According to the U.S. Centers for Disease Control and Prevention, vaccine manufacturers had projected they would produce about 135 million doses of flu vaccine for the 2012-2013 season. But as of Jan. 4, more than 128 million doses have been distributed.
Since then, demand has picked up after the CDC issued an advisory saying this flu season was shaping up to be moderately severe.
“We’re hearing of spot shortages here and there around the country,” says Tom Skinner, a spokesman for the CDC.
That’s not particularly surprising, Skinner says, given that it’s January and there’s a moderate to severe flu season that’s sending a lot of people to the doctor’s office to roll up their sleeves.
“The bottom line is, people may have to check around several places to find a flu vaccine,” Skinner says.
It’s hard to tell where a shortage may strike. The Washington Post reported on Thursday that some people in the D.C. area were having trouble getting their shot. The Lansing State Journal reported that some local pharmacies in Michigan were running out of the vaccine.
But there do not seem to be any widespread shortages. In New York City, “there is no vaccine shortage, and we do not anticipate one,” a spokesperson for the city’s health department said in an email.
Flu vaccine providers have been selling out of some versions of the vaccine but insist they have enough supply to meet the demand. MedImmune, which makes a nasal spray flu vaccine, told CNN that it has a surplus of 620,000 extra doses. Vaccine makers Sanofi Pasteur and Glaxo Smith Kline also said they were confident their supply should cover the demand.
“The greater issue is that less than 50 percent of the U.S. population gets vaccinated each year,” GSK vice president Leonard Friedland told CNN.
For best results, you may want to contact your local pharmacy or doctor ahead of time to see if they’re stocked up on the vaccine. You can find flu vaccine providers near you at flu.gov.
Because every flu season is different, the flu vaccine changes every year. Experts from the CDC, the U.S. Food and Drug Administration and the World Health Organization study virus samples collected from around the world to try to figure out which strains are most likely to crop up in the next flu season.
For the 2012-2013 flu season, the WHO recommended that manufacturers use three strains of virus in the vaccine: an H1N1 strain and an H3N2 strain of influenza A virus, and an influenza B virus.
The latest data shows that the influenza A subtype H3N2 seems to be dominating the viral landscape this season. The subtypes of the flu virus are named for the types of proteins on their outer coats. H3N2 carries a form of the protein hemagglutinin called H3, and a form of the protein neuraminidase called N2.
Symptoms associated with seasonal H3N2 influenza are similar to other kinds of seasonal flu: fever, cough, runny or stuffy nose, a sore throat, muscle aches and headache.
Past flu seasons have shown that H3N2 can be associated with a more severe outbreak. In the 2003-2004 flu season, a new subtype of H3N2 known as the “Fujian flu” was the culprit behind an atypically severe flu season. But H3N2 isn’t anything like a “super-flu.” Because the strain was new, vaccines for that season provided only partial protection, providing an opening for the virus to spread.

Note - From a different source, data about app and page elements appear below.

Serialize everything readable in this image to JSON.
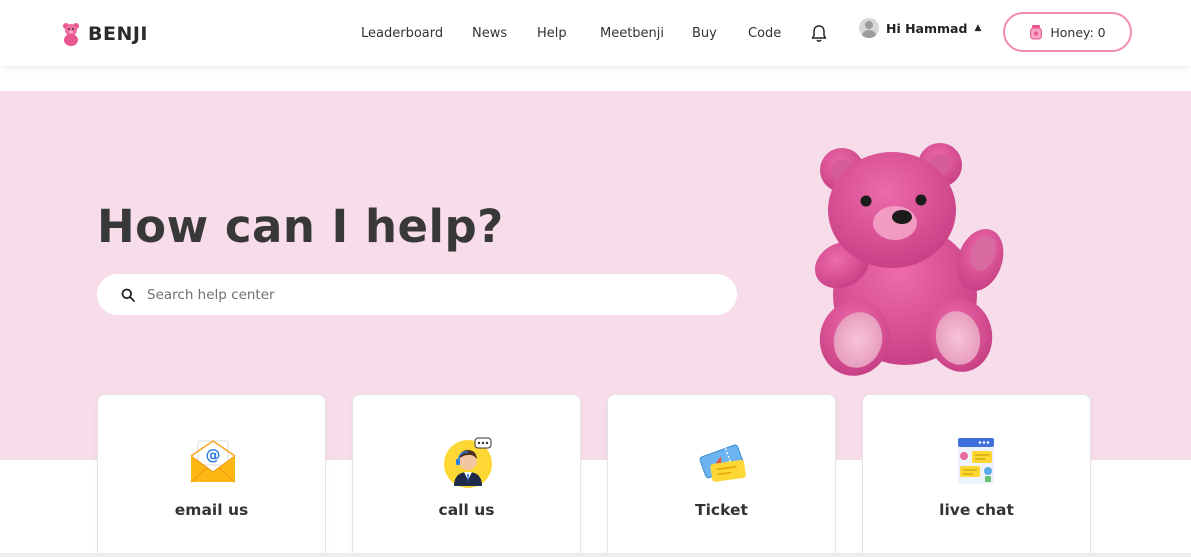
{
  "brand": {
    "name": "BENJI",
    "logo_icon": "bear-icon"
  },
  "nav": {
    "items": [
      {
        "label": "Leaderboard"
      },
      {
        "label": "News"
      },
      {
        "label": "Help"
      },
      {
        "label": "Meetbenji"
      },
      {
        "label": "Buy"
      },
      {
        "label": "Code"
      }
    ],
    "notification_icon": "bell-icon"
  },
  "user": {
    "greeting": "Hi Hammad",
    "caret_icon": "caret-up-icon"
  },
  "honey": {
    "label": "Honey: 0",
    "icon": "honey-jar-icon"
  },
  "hero": {
    "title": "How can I help?",
    "search": {
      "placeholder": "Search help center",
      "value": ""
    }
  },
  "cards": [
    {
      "label": "email us",
      "icon": "email-icon"
    },
    {
      "label": "call us",
      "icon": "call-agent-icon"
    },
    {
      "label": "Ticket",
      "icon": "ticket-icon"
    },
    {
      "label": "live chat",
      "icon": "live-chat-icon"
    }
  ],
  "colors": {
    "accent": "#f28ab0",
    "hero_bg": "#f7dce9",
    "bear": "#e04f9a",
    "text": "#333333"
  }
}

But this season, the vaccine looks to be a good match for H3N2, as far as the CDC can tell. And since flu season can last until as late as May, it’s still not too late to roll up your sleeve.